▸ WHAT YOU WILL DO
Every line below that includes the word "JSON" needs to be copied.

++++ TASK INPUTS

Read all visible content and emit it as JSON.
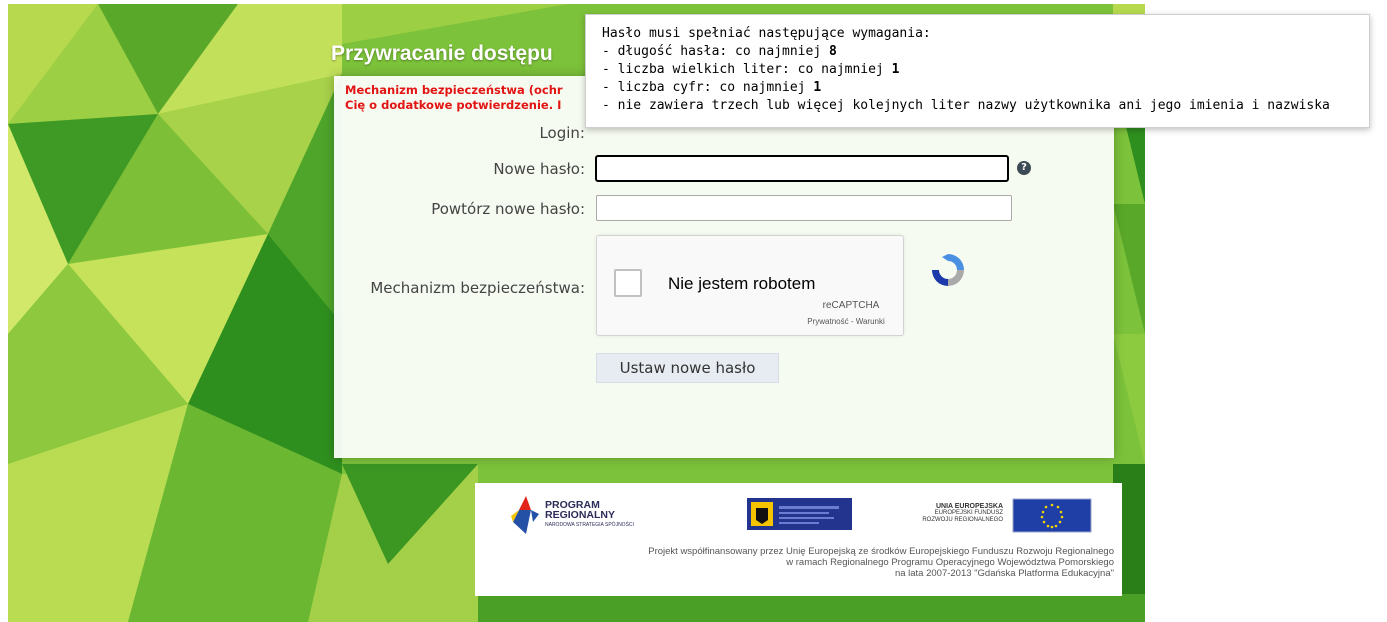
{
  "page": {
    "title": "Przywracanie dostępu",
    "warning_lines": [
      "Mechanizm bezpieczeństwa (ochr",
      "Cię o dodatkowe potwierdzenie. I"
    ]
  },
  "form": {
    "login_label": "Login:",
    "new_password_label": "Nowe hasło:",
    "repeat_password_label": "Powtórz nowe hasło:",
    "security_label": "Mechanizm bezpieczeństwa:",
    "help_icon": "question-circle-icon",
    "submit_label": "Ustaw nowe hasło"
  },
  "captcha": {
    "checkbox_label": "Nie jestem robotem",
    "brand": "reCAPTCHA",
    "terms": "Prywatność - Warunki"
  },
  "tooltip": {
    "heading": "Hasło musi spełniać następujące wymagania:",
    "rules": [
      {
        "text": "- długość hasła: co najmniej ",
        "value": "8"
      },
      {
        "text": "- liczba wielkich liter: co najmniej ",
        "value": "1"
      },
      {
        "text": "- liczba cyfr: co najmniej ",
        "value": "1"
      },
      {
        "text": "- nie zawiera trzech lub więcej kolejnych liter nazwy użytkownika ani jego imienia i nazwiska",
        "value": ""
      }
    ]
  },
  "footer": {
    "program_line1": "PROGRAM",
    "program_line2": "REGIONALNY",
    "program_sub": "NARODOWA STRATEGIA SPÓJNOŚCI",
    "eu_main": "UNIA EUROPEJSKA",
    "eu_sub1": "EUROPEJSKI FUNDUSZ",
    "eu_sub2": "ROZWOJU REGIONALNEGO",
    "text_lines": [
      "Projekt współfinansowany przez Unię Europejską ze środków Europejskiego Funduszu Rozwoju Regionalnego",
      "w ramach Regionalnego Programu Operacyjnego Województwa Pomorskiego",
      "na lata 2007-2013 \"Gdańska Platforma Edukacyjna\""
    ]
  },
  "colors": {
    "warning": "#e21414",
    "bg_green_dark": "#2f8f1e",
    "bg_green_light": "#c8e35a"
  }
}
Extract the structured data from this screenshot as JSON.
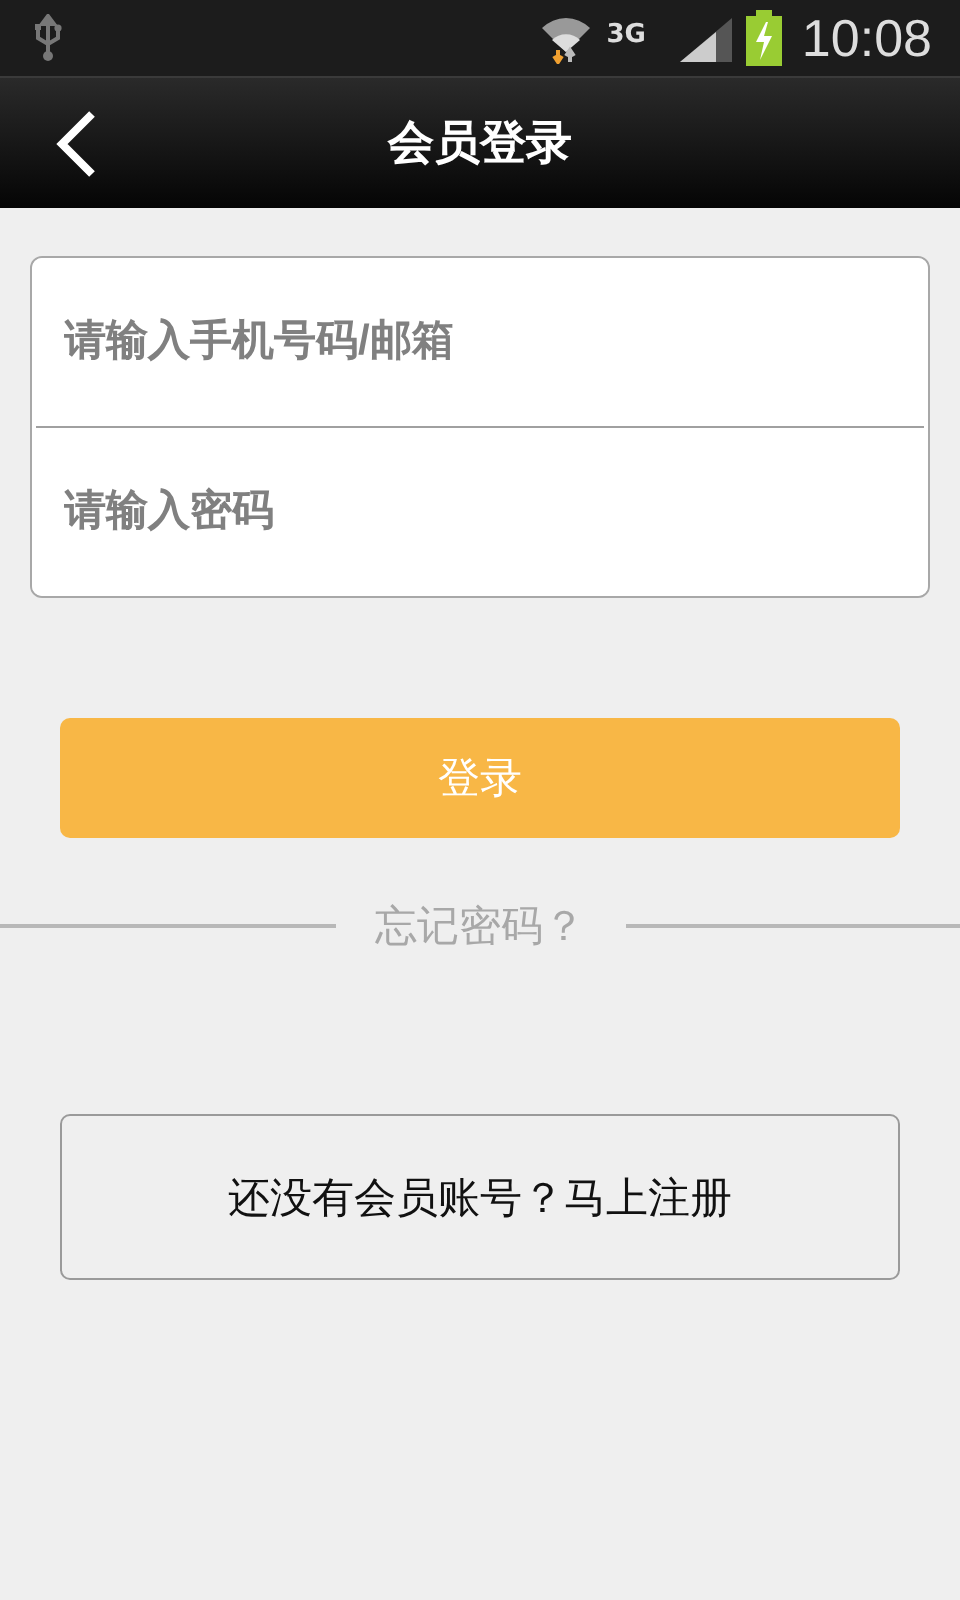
{
  "status_bar": {
    "network": "3G",
    "time": "10:08"
  },
  "header": {
    "title": "会员登录"
  },
  "form": {
    "fields": [
      {
        "placeholder": "请输入手机号码/邮箱"
      },
      {
        "placeholder": "请输入密码"
      }
    ]
  },
  "login_button": "登录",
  "forgot_password": "忘记密码？",
  "register_button": "还没有会员账号？马上注册"
}
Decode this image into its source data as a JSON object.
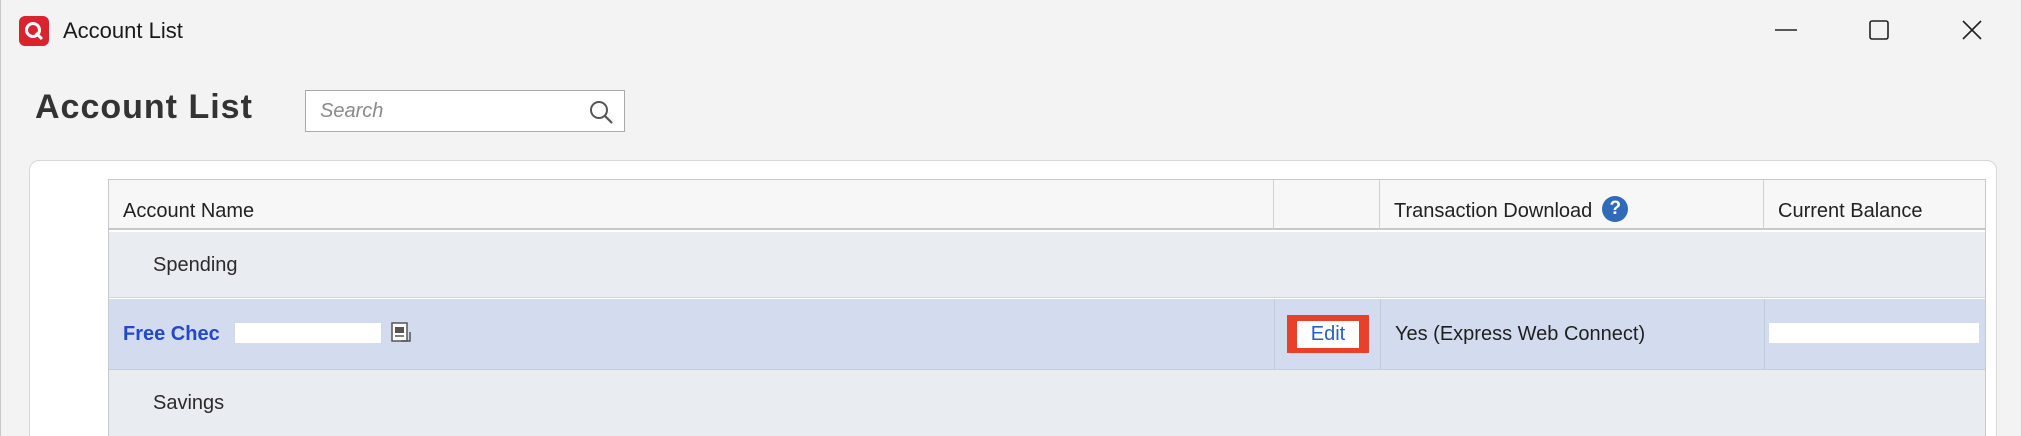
{
  "window": {
    "title": "Account List",
    "controls": [
      "minimize",
      "maximize",
      "close"
    ]
  },
  "page": {
    "title": "Account List",
    "search": {
      "placeholder": "Search",
      "value": ""
    }
  },
  "table": {
    "columns": [
      "Account Name",
      "",
      "Transaction Download",
      "Current Balance"
    ],
    "groups": [
      {
        "label": "Spending",
        "accounts": [
          {
            "name": "Free Chec",
            "edit_label": "Edit",
            "download_status": "Yes (Express Web Connect)"
          }
        ]
      },
      {
        "label": "Savings",
        "accounts": []
      }
    ]
  },
  "colors": {
    "brand": "#d8242f",
    "link": "#2349c4",
    "selected_row": "#d3dbef",
    "highlight_box": "#e8402a",
    "help_icon": "#2f6bb8"
  }
}
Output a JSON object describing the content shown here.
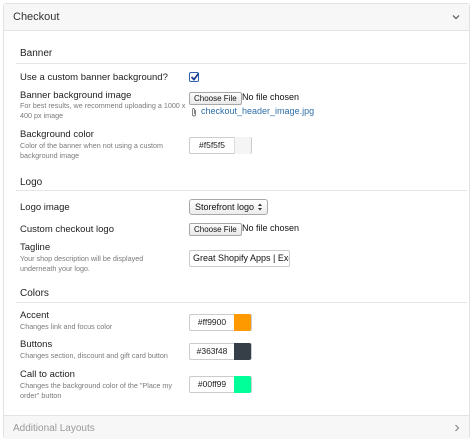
{
  "header": {
    "title": "Checkout",
    "chevron_icon": "chevron-down-icon"
  },
  "banner": {
    "group_title": "Banner",
    "custom_bg_label": "Use a custom banner background?",
    "custom_bg_checked": true,
    "bg_image_label": "Banner background image",
    "bg_image_help": "For best results, we recommend uploading a 1000 x 400 px image",
    "choose_file": "Choose File",
    "no_file": "No file chosen",
    "attached_file": "checkout_header_image.jpg",
    "bg_color_label": "Background color",
    "bg_color_help": "Color of the banner when not using a custom background image",
    "bg_color_value": "#f5f5f5",
    "bg_color_swatch": "#f5f5f5"
  },
  "logo": {
    "group_title": "Logo",
    "logo_image_label": "Logo image",
    "logo_image_selected": "Storefront logo",
    "custom_logo_label": "Custom checkout logo",
    "choose_file": "Choose File",
    "no_file": "No file chosen",
    "tagline_label": "Tagline",
    "tagline_help": "Your shop description will be displayed underneath your logo.",
    "tagline_value": "Great Shopify Apps | Exc"
  },
  "colors": {
    "group_title": "Colors",
    "accent_label": "Accent",
    "accent_help": "Changes link and focus color",
    "accent_value": "#ff9900",
    "accent_swatch": "#ff9900",
    "buttons_label": "Buttons",
    "buttons_help": "Changes section, discount and gift card button",
    "buttons_value": "#363f48",
    "buttons_swatch": "#363f48",
    "cta_label": "Call to action",
    "cta_help": "Changes the background color of the \"Place my order\" button",
    "cta_value": "#00ff99",
    "cta_swatch": "#00ff99"
  },
  "footer": {
    "title": "Additional Layouts",
    "chevron_icon": "chevron-right-icon"
  }
}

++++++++

▸ SOLVED EXERCISE
Read all visible content and emit it as JSON.
Extract the structured data from this screenshot as JSON.
Decode this image into its source data as a JSON object.
Output a JSON object describing the content shown here.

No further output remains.